| DATA FOR THIS EXERCISE |
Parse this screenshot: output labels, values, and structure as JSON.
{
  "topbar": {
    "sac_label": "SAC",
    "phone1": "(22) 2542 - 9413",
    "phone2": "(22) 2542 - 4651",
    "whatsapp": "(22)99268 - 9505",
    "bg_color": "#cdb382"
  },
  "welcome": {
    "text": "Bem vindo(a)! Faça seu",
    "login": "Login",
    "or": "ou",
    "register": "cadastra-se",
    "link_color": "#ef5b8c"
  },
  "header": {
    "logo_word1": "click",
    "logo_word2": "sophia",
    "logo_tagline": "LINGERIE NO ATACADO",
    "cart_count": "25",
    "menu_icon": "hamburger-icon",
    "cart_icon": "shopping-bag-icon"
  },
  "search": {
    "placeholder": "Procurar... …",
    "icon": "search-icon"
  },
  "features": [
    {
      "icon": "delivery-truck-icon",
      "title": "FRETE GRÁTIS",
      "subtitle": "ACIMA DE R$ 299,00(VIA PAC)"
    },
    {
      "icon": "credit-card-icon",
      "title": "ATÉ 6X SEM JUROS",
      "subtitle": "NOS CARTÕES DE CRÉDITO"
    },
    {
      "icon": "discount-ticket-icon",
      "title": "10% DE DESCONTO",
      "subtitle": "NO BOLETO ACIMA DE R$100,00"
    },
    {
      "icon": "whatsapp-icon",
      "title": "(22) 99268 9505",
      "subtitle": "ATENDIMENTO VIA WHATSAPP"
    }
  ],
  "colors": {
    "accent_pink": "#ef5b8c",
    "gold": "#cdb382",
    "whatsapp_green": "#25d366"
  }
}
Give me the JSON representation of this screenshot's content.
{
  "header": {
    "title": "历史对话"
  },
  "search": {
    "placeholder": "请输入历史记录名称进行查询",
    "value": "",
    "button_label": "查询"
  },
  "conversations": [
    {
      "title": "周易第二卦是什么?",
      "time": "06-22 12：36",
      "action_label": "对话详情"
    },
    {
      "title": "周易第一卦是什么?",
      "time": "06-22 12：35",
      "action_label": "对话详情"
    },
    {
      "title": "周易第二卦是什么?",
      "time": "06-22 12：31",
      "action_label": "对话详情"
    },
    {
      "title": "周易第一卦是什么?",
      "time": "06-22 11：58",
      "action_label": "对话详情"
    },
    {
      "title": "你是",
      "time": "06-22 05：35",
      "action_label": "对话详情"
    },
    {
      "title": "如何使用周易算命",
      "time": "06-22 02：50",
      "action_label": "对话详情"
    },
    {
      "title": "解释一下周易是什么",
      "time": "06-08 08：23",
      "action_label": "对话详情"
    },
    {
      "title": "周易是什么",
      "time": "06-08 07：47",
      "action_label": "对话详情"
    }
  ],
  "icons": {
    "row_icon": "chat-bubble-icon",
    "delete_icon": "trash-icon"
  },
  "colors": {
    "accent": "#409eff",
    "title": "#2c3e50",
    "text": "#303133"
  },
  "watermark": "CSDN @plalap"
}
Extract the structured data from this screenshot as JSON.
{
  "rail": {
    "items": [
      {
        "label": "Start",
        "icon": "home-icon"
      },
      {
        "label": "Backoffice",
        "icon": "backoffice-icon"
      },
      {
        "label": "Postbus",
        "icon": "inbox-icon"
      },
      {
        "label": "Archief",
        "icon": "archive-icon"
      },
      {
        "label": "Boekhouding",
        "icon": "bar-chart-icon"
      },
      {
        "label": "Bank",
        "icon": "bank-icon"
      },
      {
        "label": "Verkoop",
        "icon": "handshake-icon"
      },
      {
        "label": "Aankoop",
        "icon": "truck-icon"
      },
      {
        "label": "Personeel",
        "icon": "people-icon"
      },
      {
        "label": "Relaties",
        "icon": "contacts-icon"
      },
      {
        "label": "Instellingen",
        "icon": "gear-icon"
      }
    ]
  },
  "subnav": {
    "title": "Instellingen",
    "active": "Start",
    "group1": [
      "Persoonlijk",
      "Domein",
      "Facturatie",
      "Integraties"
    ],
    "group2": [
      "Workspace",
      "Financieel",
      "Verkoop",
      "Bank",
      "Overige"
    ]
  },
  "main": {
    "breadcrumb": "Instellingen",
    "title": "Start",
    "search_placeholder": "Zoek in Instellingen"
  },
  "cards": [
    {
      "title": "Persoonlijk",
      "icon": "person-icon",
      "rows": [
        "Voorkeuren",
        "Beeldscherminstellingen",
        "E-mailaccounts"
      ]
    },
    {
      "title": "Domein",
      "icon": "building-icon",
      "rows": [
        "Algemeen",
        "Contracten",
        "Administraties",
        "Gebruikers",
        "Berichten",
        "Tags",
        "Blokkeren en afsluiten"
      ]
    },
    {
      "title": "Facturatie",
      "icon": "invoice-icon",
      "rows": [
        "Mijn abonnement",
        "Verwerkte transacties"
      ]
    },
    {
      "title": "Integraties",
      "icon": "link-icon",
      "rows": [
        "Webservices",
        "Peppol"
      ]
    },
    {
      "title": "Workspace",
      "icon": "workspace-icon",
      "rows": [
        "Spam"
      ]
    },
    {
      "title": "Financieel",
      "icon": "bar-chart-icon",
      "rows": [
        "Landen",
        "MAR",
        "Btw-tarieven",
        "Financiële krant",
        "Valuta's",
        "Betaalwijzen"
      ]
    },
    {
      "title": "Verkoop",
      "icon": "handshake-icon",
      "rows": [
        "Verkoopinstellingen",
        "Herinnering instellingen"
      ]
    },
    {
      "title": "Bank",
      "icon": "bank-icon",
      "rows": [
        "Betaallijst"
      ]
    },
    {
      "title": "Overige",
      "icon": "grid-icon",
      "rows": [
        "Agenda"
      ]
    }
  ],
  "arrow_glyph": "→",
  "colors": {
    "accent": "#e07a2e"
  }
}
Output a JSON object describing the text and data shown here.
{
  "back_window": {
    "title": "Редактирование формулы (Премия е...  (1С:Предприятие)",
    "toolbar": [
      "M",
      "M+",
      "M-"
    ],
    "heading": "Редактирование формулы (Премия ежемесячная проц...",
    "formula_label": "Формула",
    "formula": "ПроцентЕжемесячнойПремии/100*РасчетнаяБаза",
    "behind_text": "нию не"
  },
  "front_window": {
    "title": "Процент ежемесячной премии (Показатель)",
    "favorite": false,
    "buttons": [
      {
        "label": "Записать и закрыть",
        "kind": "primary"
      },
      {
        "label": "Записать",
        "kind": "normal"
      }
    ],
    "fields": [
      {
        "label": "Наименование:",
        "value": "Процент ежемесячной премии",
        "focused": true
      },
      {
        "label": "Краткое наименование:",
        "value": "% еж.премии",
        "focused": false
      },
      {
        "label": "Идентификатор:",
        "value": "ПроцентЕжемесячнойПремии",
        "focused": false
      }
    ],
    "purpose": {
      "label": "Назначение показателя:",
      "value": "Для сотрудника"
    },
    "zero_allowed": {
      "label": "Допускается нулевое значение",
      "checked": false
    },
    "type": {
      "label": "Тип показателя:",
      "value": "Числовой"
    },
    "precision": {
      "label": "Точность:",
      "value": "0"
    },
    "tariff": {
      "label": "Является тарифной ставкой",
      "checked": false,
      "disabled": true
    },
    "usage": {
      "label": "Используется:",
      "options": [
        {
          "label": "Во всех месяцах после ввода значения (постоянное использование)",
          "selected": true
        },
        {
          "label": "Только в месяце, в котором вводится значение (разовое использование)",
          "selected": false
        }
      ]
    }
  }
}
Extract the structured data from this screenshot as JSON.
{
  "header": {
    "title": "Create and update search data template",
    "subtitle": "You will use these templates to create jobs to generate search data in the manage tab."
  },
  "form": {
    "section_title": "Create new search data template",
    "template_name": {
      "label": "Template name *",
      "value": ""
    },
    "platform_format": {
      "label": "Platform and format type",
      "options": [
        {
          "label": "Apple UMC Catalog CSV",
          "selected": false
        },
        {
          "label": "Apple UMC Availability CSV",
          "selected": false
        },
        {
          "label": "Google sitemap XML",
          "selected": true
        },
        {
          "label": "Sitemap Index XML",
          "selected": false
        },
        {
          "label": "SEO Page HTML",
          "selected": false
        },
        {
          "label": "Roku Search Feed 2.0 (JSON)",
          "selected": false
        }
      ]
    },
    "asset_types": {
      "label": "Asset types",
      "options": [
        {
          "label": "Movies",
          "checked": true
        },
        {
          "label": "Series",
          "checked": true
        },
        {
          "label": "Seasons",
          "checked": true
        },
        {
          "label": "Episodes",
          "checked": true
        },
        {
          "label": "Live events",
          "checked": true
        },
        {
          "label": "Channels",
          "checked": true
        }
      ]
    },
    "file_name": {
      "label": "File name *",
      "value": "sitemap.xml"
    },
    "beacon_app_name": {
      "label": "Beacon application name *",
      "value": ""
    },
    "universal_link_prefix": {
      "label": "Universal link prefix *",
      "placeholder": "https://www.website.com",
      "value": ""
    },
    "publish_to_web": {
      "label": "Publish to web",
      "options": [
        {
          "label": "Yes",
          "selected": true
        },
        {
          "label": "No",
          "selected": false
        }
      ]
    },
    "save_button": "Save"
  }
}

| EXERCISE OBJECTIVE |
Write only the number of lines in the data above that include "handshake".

| ANSWER FOR THE TASK |
2